*Your objective*:
The whole listing should be written out again exactly.

*Entries provided*:
►
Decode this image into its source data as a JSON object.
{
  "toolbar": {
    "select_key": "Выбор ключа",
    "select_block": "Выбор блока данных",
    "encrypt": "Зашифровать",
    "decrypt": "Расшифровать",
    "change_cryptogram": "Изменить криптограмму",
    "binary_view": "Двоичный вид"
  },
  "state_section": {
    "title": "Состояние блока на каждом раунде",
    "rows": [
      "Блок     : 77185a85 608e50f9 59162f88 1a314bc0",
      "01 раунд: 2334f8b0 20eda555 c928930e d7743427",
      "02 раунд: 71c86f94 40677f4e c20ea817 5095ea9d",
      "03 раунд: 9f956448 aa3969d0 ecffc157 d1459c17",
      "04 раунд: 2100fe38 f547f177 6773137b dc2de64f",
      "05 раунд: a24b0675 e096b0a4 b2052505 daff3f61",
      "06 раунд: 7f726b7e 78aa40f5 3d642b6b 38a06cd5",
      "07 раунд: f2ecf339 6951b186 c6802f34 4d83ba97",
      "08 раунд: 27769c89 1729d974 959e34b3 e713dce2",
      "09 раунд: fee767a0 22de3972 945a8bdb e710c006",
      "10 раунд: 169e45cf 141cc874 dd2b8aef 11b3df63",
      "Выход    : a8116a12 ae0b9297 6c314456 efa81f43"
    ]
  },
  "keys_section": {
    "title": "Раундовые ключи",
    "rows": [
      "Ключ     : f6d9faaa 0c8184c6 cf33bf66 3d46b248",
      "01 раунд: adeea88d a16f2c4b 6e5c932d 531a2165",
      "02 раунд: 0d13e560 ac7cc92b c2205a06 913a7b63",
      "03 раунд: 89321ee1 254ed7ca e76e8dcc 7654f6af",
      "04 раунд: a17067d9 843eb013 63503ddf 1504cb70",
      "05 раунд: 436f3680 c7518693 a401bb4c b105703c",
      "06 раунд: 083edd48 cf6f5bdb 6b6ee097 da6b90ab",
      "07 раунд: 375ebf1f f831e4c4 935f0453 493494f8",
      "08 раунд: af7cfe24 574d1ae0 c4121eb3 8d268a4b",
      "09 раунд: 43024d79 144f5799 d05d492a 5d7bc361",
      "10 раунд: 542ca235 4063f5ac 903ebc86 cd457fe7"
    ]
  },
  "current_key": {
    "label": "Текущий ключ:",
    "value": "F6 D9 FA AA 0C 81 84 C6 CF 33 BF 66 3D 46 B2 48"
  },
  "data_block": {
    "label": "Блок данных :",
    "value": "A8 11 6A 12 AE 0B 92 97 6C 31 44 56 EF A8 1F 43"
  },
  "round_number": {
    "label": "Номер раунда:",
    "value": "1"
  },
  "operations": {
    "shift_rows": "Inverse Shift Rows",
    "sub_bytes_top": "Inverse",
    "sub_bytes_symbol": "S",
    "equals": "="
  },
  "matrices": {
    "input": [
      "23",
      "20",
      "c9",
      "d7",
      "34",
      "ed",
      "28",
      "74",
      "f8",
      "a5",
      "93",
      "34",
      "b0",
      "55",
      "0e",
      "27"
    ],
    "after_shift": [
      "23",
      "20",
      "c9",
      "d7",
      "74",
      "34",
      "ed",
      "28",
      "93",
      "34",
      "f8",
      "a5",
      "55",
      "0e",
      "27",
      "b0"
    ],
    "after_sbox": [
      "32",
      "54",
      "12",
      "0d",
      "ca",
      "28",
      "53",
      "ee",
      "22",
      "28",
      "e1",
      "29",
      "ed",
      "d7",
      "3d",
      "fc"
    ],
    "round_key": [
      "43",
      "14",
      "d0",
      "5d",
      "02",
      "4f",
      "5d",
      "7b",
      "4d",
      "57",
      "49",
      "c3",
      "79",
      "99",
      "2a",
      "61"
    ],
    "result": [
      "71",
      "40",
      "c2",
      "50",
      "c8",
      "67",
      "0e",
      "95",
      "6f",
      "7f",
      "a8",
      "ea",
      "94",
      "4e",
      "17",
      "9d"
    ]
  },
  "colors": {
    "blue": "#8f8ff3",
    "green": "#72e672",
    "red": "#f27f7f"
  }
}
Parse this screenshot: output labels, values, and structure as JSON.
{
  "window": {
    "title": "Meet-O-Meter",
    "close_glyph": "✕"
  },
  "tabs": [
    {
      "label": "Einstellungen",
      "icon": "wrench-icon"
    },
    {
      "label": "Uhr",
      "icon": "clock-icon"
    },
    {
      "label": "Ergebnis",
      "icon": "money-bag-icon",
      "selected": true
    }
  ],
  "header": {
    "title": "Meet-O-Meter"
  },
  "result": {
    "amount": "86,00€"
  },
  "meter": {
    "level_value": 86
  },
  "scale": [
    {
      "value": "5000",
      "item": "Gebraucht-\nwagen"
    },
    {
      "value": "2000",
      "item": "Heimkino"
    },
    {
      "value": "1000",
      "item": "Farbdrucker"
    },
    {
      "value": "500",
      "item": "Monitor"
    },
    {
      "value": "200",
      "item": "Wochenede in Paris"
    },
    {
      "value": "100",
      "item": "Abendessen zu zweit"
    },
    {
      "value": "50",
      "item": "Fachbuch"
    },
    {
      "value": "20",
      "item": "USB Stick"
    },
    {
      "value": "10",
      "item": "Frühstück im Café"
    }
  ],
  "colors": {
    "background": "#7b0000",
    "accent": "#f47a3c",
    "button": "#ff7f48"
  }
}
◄
*Task solution*:
Decode this image into its source data as a JSON object.
{
  "toolbar": {
    "select_key": "Выбор ключа",
    "select_block": "Выбор блока данных",
    "encrypt": "Зашифровать",
    "decrypt": "Расшифровать",
    "change_cryptogram": "Изменить криптограмму",
    "binary_view": "Двоичный вид"
  },
  "state_section": {
    "title": "Состояние блока на каждом раунде",
    "rows": [
      "Блок     : 77185a85 608e50f9 59162f88 1a314bc0",
      "01 раунд: 2334f8b0 20eda555 c928930e d7743427",
      "02 раунд: 71c86f94 40677f4e c20ea817 5095ea9d",
      "03 раунд: 9f956448 aa3969d0 ecffc157 d1459c17",
      "04 раунд: 2100fe38 f547f177 6773137b dc2de64f",
      "05 раунд: a24b0675 e096b0a4 b2052505 daff3f61",
      "06 раунд: 7f726b7e 78aa40f5 3d642b6b 38a06cd5",
      "07 раунд: f2ecf339 6951b186 c6802f34 4d83ba97",
      "08 раунд: 27769c89 1729d974 959e34b3 e713dce2",
      "09 раунд: fee767a0 22de3972 945a8bdb e710c006",
      "10 раунд: 169e45cf 141cc874 dd2b8aef 11b3df63",
      "Выход    : a8116a12 ae0b9297 6c314456 efa81f43"
    ]
  },
  "keys_section": {
    "title": "Раундовые ключи",
    "rows": [
      "Ключ     : f6d9faaa 0c8184c6 cf33bf66 3d46b248",
      "01 раунд: adeea88d a16f2c4b 6e5c932d 531a2165",
      "02 раунд: 0d13e560 ac7cc92b c2205a06 913a7b63",
      "03 раунд: 89321ee1 254ed7ca e76e8dcc 7654f6af",
      "04 раунд: a17067d9 843eb013 63503ddf 1504cb70",
      "05 раунд: 436f3680 c7518693 a401bb4c b105703c",
      "06 раунд: 083edd48 cf6f5bdb 6b6ee097 da6b90ab",
      "07 раунд: 375ebf1f f831e4c4 935f0453 493494f8",
      "08 раунд: af7cfe24 574d1ae0 c4121eb3 8d268a4b",
      "09 раунд: 43024d79 144f5799 d05d492a 5d7bc361",
      "10 раунд: 542ca235 4063f5ac 903ebc86 cd457fe7"
    ]
  },
  "current_key": {
    "label": "Текущий ключ:",
    "value": "F6 D9 FA AA 0C 81 84 C6 CF 33 BF 66 3D 46 B2 48"
  },
  "data_block": {
    "label": "Блок данных :",
    "value": "A8 11 6A 12 AE 0B 92 97 6C 31 44 56 EF A8 1F 43"
  },
  "round_number": {
    "label": "Номер раунда:",
    "value": "1"
  },
  "operations": {
    "shift_rows": "Inverse Shift Rows",
    "sub_bytes_top": "Inverse",
    "sub_bytes_symbol": "S",
    "equals": "="
  },
  "matrices": {
    "input": [
      "23",
      "20",
      "c9",
      "d7",
      "34",
      "ed",
      "28",
      "74",
      "f8",
      "a5",
      "93",
      "34",
      "b0",
      "55",
      "0e",
      "27"
    ],
    "after_shift": [
      "23",
      "20",
      "c9",
      "d7",
      "74",
      "34",
      "ed",
      "28",
      "93",
      "34",
      "f8",
      "a5",
      "55",
      "0e",
      "27",
      "b0"
    ],
    "after_sbox": [
      "32",
      "54",
      "12",
      "0d",
      "ca",
      "28",
      "53",
      "ee",
      "22",
      "28",
      "e1",
      "29",
      "ed",
      "d7",
      "3d",
      "fc"
    ],
    "round_key": [
      "43",
      "14",
      "d0",
      "5d",
      "02",
      "4f",
      "5d",
      "7b",
      "4d",
      "57",
      "49",
      "c3",
      "79",
      "99",
      "2a",
      "61"
    ],
    "result": [
      "71",
      "40",
      "c2",
      "50",
      "c8",
      "67",
      "0e",
      "95",
      "6f",
      "7f",
      "a8",
      "ea",
      "94",
      "4e",
      "17",
      "9d"
    ]
  },
  "colors": {
    "blue": "#8f8ff3",
    "green": "#72e672",
    "red": "#f27f7f"
  }
}
Parse this screenshot: output labels, values, and structure as JSON.
{
  "window": {
    "title": "Meet-O-Meter",
    "close_glyph": "✕"
  },
  "tabs": [
    {
      "label": "Einstellungen",
      "icon": "wrench-icon"
    },
    {
      "label": "Uhr",
      "icon": "clock-icon"
    },
    {
      "label": "Ergebnis",
      "icon": "money-bag-icon",
      "selected": true
    }
  ],
  "header": {
    "title": "Meet-O-Meter"
  },
  "result": {
    "amount": "86,00€"
  },
  "meter": {
    "level_value": 86
  },
  "scale": [
    {
      "value": "5000",
      "item": "Gebraucht-\nwagen"
    },
    {
      "value": "2000",
      "item": "Heimkino"
    },
    {
      "value": "1000",
      "item": "Farbdrucker"
    },
    {
      "value": "500",
      "item": "Monitor"
    },
    {
      "value": "200",
      "item": "Wochenede in Paris"
    },
    {
      "value": "100",
      "item": "Abendessen zu zweit"
    },
    {
      "value": "50",
      "item": "Fachbuch"
    },
    {
      "value": "20",
      "item": "USB Stick"
    },
    {
      "value": "10",
      "item": "Frühstück im Café"
    }
  ],
  "colors": {
    "background": "#7b0000",
    "accent": "#f47a3c",
    "button": "#ff7f48"
  }
}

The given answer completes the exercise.